Ketogenic diets- the newest weight loss craze- are immensely popular. Your social media feed will tell you that much. But what are ketogenic diets, exactly, and are they healthy?
What are Ketogenic diets?
Ketogenic diets invoke a process called ketosis, in which carbohydrate is severely restricted in order to shift the body’s metabolism from carbohydrate to fat. Normally, the body prefers to run on circulating blood sugar from carbohydrates, as the metabolic pathway to break down carbohydrate is much easier and faster than fat or protein.
When carbohydrate is all but removed from the diet, the body is forced to burn fat for energy as a primary fuel source- this is ketosis. Stored fat molecules are broken down into molecules called ketone bodies (or simply ketones), which will generate enough energy until carbohydrate is consumed again.
Ketosis usually occurs after 2-4 days of eating less than 20-50 grams of carbohydrate each day: that’s about 2 slices of bread, or 1 banana.
Now, while all of this may sound doable and even good (Hey! Fast Weight loss! Immediate Gratification!), there are major downsides to a ketogenic diet, and very little benefit.
Dangers and Detriments of a Ketogenic diet
There is strong evidence showing that a ketogenic diet reduces seizures in children with uncontrolled seizure disorders. For this reason, ketogenic diets have been used sparingly as an alternative resource for treatment in children who have not responded to medication.
However, the benefits stop there.

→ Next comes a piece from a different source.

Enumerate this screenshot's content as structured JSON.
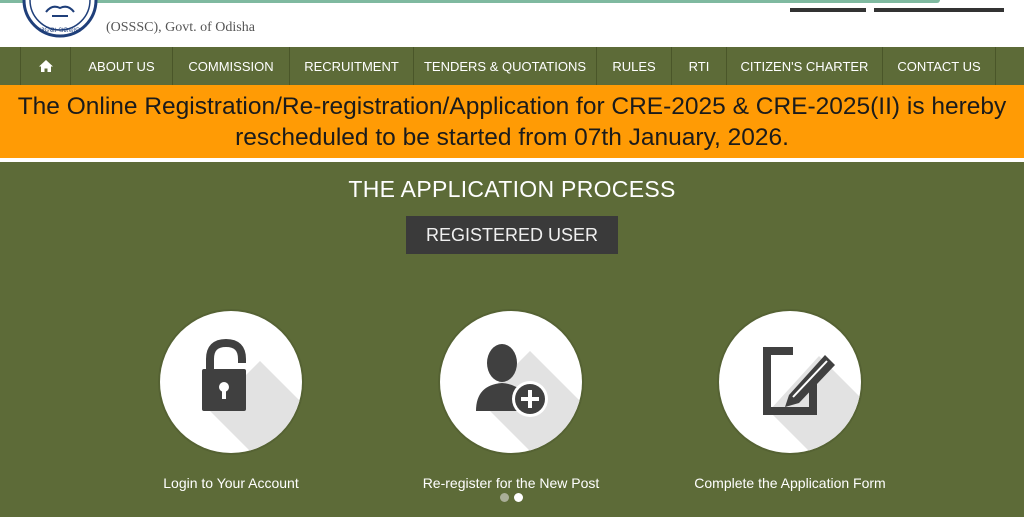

Thus far, no studies have supported the use of ketosis in the treatment or prevention of any other neurological conditions or diseases.
For most consumers interested in a ketogenic diet, weight loss is the primary motivating factor, largely thanks to heavy marketing campaigns for ketogenic diet aids. Previous research has shown that ketogenic diets may lead to faster weight loss than moderately low carbohydrate diets, but the difference in weight loss tends to disappear over time.
Furthermore, the period of maintenance is much shorter for ketogenic dieters; weight regain is much higher and is often not lost long-term. The opposite is true for other, more moderate diets.
Officials from large health organizations and universities like the Mayo Clinic and Harvard Health have warned against the possible dangers of ketogenic diets, and have expressed concern over the long-term efficacy of ketogenic diets in weight management. Because it is impossible to healthfully adhere to a ketogenic diet for a long period of time, weight loss achieved during a ketogenic diet has a yo-yo effect.
While advocates of ketogenic diets will espouse the benefits of weight reduction, studies have consistently shown that long-term diets that promote lasting weight loss significantly improve lifespan and vitality, whereas diets that cause large fluctuations on the scale in either direction do the exact opposite. In fact, studies have shown that yo-yo dieting negatively affects lifespan, increasing risk for cardiovascular disease.
Additionally, side effects of ketosis can be severe, including but not limited to headache, weakness, dizziness, nausea, fatigue, muscle cramps, constipation or diarrhea, skin rash, vitamin and mineral deficiencies, bone loss, and potential ketoacidosis- a more serious condition in which ketosis goes too far, leading to loss of consciousness, coma, and potentially death.
If you’re interested in a ketogenic diet for weight loss, it’s best that you consider the safety and long term efficacy of this diet. In reality, there are far better, safer, and more effective options available.